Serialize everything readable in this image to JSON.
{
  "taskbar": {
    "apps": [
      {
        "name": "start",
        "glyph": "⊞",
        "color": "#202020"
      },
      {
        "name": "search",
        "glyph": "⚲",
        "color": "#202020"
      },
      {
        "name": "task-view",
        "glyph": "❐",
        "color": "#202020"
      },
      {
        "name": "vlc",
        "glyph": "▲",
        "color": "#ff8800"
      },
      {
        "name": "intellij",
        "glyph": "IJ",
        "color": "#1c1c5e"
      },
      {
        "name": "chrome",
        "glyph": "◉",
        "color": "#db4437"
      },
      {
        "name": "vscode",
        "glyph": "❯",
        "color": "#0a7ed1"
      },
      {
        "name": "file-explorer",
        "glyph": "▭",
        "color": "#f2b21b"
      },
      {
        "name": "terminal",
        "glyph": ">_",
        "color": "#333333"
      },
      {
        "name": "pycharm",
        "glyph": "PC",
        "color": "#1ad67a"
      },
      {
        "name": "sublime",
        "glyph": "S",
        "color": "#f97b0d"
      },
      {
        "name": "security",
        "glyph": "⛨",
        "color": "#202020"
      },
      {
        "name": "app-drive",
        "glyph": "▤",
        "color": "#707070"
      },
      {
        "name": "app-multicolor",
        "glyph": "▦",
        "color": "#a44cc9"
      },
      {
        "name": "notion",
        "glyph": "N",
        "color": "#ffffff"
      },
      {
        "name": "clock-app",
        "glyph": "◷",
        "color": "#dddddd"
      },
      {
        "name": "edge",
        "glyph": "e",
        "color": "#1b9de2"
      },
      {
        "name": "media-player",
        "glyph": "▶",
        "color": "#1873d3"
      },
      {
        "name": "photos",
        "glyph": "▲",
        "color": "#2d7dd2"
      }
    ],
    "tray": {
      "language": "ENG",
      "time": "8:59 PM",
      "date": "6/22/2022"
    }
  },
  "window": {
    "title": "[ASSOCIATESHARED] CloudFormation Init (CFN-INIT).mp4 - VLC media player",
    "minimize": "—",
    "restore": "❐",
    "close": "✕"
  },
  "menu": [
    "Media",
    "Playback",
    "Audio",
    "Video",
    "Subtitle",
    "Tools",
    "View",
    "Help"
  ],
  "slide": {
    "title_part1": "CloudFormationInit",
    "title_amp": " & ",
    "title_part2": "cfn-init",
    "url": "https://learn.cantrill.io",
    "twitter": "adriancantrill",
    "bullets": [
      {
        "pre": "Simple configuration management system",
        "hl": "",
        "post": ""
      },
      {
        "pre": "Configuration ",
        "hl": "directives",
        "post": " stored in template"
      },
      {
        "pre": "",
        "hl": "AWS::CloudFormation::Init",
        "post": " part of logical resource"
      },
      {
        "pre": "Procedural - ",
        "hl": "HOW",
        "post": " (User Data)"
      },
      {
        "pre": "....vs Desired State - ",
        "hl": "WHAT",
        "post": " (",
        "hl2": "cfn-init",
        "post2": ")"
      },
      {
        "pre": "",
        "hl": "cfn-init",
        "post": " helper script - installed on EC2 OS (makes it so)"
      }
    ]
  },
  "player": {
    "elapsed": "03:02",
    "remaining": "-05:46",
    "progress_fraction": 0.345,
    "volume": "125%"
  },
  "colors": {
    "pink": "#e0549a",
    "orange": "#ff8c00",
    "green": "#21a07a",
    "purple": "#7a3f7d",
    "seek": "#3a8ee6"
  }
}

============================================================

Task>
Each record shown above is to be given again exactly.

The completed task>
Serialize everything readable in this image to JSON.
{
  "taskbar": {
    "apps": [
      {
        "name": "start",
        "glyph": "⊞",
        "color": "#202020"
      },
      {
        "name": "search",
        "glyph": "⚲",
        "color": "#202020"
      },
      {
        "name": "task-view",
        "glyph": "❐",
        "color": "#202020"
      },
      {
        "name": "vlc",
        "glyph": "▲",
        "color": "#ff8800"
      },
      {
        "name": "intellij",
        "glyph": "IJ",
        "color": "#1c1c5e"
      },
      {
        "name": "chrome",
        "glyph": "◉",
        "color": "#db4437"
      },
      {
        "name": "vscode",
        "glyph": "❯",
        "color": "#0a7ed1"
      },
      {
        "name": "file-explorer",
        "glyph": "▭",
        "color": "#f2b21b"
      },
      {
        "name": "terminal",
        "glyph": ">_",
        "color": "#333333"
      },
      {
        "name": "pycharm",
        "glyph": "PC",
        "color": "#1ad67a"
      },
      {
        "name": "sublime",
        "glyph": "S",
        "color": "#f97b0d"
      },
      {
        "name": "security",
        "glyph": "⛨",
        "color": "#202020"
      },
      {
        "name": "app-drive",
        "glyph": "▤",
        "color": "#707070"
      },
      {
        "name": "app-multicolor",
        "glyph": "▦",
        "color": "#a44cc9"
      },
      {
        "name": "notion",
        "glyph": "N",
        "color": "#ffffff"
      },
      {
        "name": "clock-app",
        "glyph": "◷",
        "color": "#dddddd"
      },
      {
        "name": "edge",
        "glyph": "e",
        "color": "#1b9de2"
      },
      {
        "name": "media-player",
        "glyph": "▶",
        "color": "#1873d3"
      },
      {
        "name": "photos",
        "glyph": "▲",
        "color": "#2d7dd2"
      }
    ],
    "tray": {
      "language": "ENG",
      "time": "8:59 PM",
      "date": "6/22/2022"
    }
  },
  "window": {
    "title": "[ASSOCIATESHARED] CloudFormation Init (CFN-INIT).mp4 - VLC media player",
    "minimize": "—",
    "restore": "❐",
    "close": "✕"
  },
  "menu": [
    "Media",
    "Playback",
    "Audio",
    "Video",
    "Subtitle",
    "Tools",
    "View",
    "Help"
  ],
  "slide": {
    "title_part1": "CloudFormationInit",
    "title_amp": " & ",
    "title_part2": "cfn-init",
    "url": "https://learn.cantrill.io",
    "twitter": "adriancantrill",
    "bullets": [
      {
        "pre": "Simple configuration management system",
        "hl": "",
        "post": ""
      },
      {
        "pre": "Configuration ",
        "hl": "directives",
        "post": " stored in template"
      },
      {
        "pre": "",
        "hl": "AWS::CloudFormation::Init",
        "post": " part of logical resource"
      },
      {
        "pre": "Procedural - ",
        "hl": "HOW",
        "post": " (User Data)"
      },
      {
        "pre": "....vs Desired State - ",
        "hl": "WHAT",
        "post": " (",
        "hl2": "cfn-init",
        "post2": ")"
      },
      {
        "pre": "",
        "hl": "cfn-init",
        "post": " helper script - installed on EC2 OS (makes it so)"
      }
    ]
  },
  "player": {
    "elapsed": "03:02",
    "remaining": "-05:46",
    "progress_fraction": 0.345,
    "volume": "125%"
  },
  "colors": {
    "pink": "#e0549a",
    "orange": "#ff8c00",
    "green": "#21a07a",
    "purple": "#7a3f7d",
    "seek": "#3a8ee6"
  }
}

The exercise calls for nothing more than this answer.